I have a seismograph of my own construction connected to computer I get neat recordings but I want to read car and truck patterns. How can I quantify my readings to "prove " a reading is a car?

You have a hypothesis -- "a seismograph will respond differently to a car than it will to a truck." Now you need to perform experiments to determine the validity of your hypothesis. Take data while observing whether you are detecting a car or a truck. Compare the results and see if there are any obvious differences -- e.g., different amplitudes, noise levels, frequencies, etc. You may want to try doing a Fourier transform of your data to see if certain frequencies are characteristic of one type of vehicle or the other. To do this job thoroughly you will want to take account of things like vehicle speed and road surface. Once you have done these experiments you may be able to refine your hypothesis to be something like -- "trucks (18 wheelers) have an enhanced signal at XXX hertz in the seismograph signal, relative to cars." Then you can perform more experiments to verify this and even quantify it -- for example you may find that cars have a signal intensity less than YYY at XXX Hertz while trucks have a signal intensity of ZZZ at the same frequency. There is a lot of work involved but building the seismograph must have taken a lot of work too! Your problem is very interesting and I would be interested in hearing how it turns out. Keep us informed!

gregory r bradburn

Click here to return to the Physics Archives

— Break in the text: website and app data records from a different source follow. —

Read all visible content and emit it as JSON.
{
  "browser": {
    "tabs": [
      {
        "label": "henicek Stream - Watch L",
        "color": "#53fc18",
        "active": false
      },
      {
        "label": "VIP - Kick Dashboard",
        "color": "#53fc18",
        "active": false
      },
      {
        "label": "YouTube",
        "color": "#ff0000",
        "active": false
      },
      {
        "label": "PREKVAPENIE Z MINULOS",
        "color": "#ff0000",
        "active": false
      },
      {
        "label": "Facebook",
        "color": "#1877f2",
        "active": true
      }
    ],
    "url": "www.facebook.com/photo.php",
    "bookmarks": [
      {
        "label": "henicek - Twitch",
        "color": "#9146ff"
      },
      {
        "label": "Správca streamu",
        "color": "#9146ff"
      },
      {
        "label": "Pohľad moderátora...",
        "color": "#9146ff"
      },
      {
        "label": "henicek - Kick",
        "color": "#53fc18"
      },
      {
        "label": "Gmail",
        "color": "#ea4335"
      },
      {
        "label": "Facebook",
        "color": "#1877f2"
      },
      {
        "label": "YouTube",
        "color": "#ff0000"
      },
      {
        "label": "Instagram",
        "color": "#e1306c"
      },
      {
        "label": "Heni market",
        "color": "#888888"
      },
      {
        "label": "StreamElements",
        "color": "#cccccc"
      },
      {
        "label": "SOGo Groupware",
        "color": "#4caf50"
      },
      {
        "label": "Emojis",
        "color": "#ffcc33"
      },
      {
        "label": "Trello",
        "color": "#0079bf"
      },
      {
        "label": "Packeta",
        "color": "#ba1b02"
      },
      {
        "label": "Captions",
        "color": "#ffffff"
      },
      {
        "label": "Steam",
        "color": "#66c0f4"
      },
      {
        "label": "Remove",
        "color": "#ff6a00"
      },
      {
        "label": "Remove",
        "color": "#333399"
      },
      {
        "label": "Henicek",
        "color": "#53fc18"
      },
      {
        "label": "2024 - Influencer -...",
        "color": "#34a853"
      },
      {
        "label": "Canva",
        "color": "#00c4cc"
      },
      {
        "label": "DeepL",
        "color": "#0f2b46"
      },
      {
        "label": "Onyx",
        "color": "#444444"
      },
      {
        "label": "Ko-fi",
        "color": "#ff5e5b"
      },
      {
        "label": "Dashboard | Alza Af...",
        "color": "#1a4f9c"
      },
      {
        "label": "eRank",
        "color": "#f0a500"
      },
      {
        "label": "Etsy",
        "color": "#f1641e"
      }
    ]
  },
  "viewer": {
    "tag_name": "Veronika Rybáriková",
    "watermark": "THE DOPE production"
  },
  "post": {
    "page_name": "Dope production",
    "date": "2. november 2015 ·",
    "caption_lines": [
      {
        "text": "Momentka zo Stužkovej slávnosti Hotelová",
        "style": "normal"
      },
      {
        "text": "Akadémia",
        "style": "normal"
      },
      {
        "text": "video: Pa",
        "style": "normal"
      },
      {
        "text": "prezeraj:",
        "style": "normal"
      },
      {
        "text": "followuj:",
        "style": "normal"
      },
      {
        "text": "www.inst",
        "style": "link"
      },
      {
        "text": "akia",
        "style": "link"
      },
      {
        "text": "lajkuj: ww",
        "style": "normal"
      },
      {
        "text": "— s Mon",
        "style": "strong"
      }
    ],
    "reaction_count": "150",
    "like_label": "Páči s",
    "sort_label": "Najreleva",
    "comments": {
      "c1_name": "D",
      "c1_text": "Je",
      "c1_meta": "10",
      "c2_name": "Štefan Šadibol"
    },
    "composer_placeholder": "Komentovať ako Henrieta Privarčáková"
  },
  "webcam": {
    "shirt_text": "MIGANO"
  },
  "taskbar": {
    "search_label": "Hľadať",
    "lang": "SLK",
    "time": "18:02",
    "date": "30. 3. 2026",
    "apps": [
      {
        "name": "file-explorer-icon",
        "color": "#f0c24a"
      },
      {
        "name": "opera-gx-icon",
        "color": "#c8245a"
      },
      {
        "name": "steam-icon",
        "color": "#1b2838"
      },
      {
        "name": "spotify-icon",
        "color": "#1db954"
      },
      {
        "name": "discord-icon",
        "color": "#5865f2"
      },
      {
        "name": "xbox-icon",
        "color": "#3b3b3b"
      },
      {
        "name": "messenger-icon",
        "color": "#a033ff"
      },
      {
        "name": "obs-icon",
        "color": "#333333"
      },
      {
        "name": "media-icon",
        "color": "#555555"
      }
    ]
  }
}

NEWTON is an electronic community for Science, Math, and Computer Science K-12 Educators, sponsored and operated by Argonne National Laboratory's Educational Programs, Andrew Skipor, Ph.D., Head of Educational Programs.

For assistance with NEWTON contact a System Operator (, or at Argonne's Educational Programs

Educational Programs
Building 360
9700 S. Cass Ave.
Argonne, Illinois
60439-4845, USA
Update: June 2012
Weclome To Newton

Argonne National Laboratory